Caught, too, in the steady voices heard in the asylum seekers’ reporting to Australia as they try to elude the police effort to capture their phones; the matter of fact courage and anxiety of the asylum seekers as night draws near; the befouling of wells from which the asylum seekers had drawn water, and the trashing of their belongings.

“When in future years the story of the closing of the detention camp is retold, it will provoke national shame at the political cynicism and incompetence of successive Australian governments and their ministers.”

One can easily imagine the pain as family photos and personal mementos preserved at great cost are now trodden underfoot, and the sadness as eventually the asylum seekers are put on buses, resistance crushed by overwhelming power.
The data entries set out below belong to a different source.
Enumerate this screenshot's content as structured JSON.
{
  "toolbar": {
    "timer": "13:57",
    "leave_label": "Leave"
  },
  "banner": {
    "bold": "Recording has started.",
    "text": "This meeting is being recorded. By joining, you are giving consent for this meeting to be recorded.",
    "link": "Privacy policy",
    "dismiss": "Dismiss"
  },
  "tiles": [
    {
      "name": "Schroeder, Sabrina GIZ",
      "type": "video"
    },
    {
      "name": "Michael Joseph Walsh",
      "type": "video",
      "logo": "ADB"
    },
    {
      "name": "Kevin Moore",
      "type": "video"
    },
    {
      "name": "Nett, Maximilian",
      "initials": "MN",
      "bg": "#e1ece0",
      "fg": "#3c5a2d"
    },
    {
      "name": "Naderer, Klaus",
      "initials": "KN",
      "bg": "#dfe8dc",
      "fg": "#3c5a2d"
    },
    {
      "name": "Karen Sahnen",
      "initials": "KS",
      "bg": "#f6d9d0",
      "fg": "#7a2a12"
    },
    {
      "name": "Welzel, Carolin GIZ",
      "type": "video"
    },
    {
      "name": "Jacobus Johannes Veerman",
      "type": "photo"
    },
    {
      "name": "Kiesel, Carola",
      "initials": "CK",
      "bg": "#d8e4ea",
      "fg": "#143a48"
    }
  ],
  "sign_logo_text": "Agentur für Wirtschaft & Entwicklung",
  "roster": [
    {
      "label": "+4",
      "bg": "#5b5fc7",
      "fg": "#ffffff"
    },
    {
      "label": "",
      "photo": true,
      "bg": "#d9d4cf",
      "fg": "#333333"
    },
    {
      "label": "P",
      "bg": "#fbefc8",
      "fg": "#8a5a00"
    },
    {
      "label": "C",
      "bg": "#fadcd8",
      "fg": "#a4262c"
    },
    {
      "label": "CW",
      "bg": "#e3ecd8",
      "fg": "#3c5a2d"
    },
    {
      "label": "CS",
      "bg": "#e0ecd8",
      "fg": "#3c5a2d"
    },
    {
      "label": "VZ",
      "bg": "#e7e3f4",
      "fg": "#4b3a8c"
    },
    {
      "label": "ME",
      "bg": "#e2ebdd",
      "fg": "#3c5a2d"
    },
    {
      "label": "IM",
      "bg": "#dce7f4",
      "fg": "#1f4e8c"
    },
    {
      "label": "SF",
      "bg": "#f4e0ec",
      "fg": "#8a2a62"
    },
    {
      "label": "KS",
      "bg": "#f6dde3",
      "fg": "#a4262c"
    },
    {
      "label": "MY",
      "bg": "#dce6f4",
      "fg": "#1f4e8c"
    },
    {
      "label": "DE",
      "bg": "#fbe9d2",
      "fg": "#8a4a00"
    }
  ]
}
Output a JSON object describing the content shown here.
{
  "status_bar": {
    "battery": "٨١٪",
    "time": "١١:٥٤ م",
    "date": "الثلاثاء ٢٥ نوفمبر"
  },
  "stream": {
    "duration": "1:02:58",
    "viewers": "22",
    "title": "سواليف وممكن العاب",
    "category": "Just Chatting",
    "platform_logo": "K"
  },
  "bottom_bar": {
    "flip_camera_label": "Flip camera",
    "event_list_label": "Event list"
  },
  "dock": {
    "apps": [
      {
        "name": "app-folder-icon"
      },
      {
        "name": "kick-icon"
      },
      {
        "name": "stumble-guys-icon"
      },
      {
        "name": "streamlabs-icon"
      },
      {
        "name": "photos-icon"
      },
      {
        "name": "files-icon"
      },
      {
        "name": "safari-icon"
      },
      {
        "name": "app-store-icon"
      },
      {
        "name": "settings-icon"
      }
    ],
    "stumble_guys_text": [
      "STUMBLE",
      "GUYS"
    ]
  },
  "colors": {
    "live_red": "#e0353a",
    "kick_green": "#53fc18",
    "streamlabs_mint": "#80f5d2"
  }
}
This story will not occupy the attention of the media or politicians longer than did the land dispute at Ballyrush. But it is important for Australians to remember as the human story of brave human beings who for four years have endured the humiliation and pain inflicted on them by the Australian Government, and now by Australia’s client state PNG. Like Homer’s soldiers encamped by Troy and the Australian soldiers on the Kokoda Trail, they have endured living in filth with their spirits uncrushed.

With remembrance goes compassion. The refugees on Manus Island are not simply actors in a dramatic poem. They are human beings like us to whom we have a responsibility. They could have enriched us by their ingenuity and bravery had we accepted them. We should continue to listen to their voices and keep them in our hearts.

When in future years the story of the closing of the detention camp is retold and is set in the broader context of the decision taken by those responsible for Australian government policy, it will provoke national shame at the political cynicism and incompetence of successive Australian governments and their ministers. It will also encourage international celebration of the courage and endurance of those who took this journey through hell with their spirit intact.

At the end of his poem Kavanagh emphasises the claim of the local and the personal: ‘Homer’s ghost came whispering to my mind. / He said: I made the Iliad from such / A local row. Gods make their own importance.’

This ‘local row’ invites us, like Homer, to name what is important to us in it, and what value we put on decency, the life of each inconvenient human being, human solidarity, compassion and justice. The gods we have inherited, whether the gods of the great religions or the gods of our political and social philosophies, have handed down traditions that spell out what is important. By their standards the people who resisted on Manus Island deserve remembering, applauding and supporting.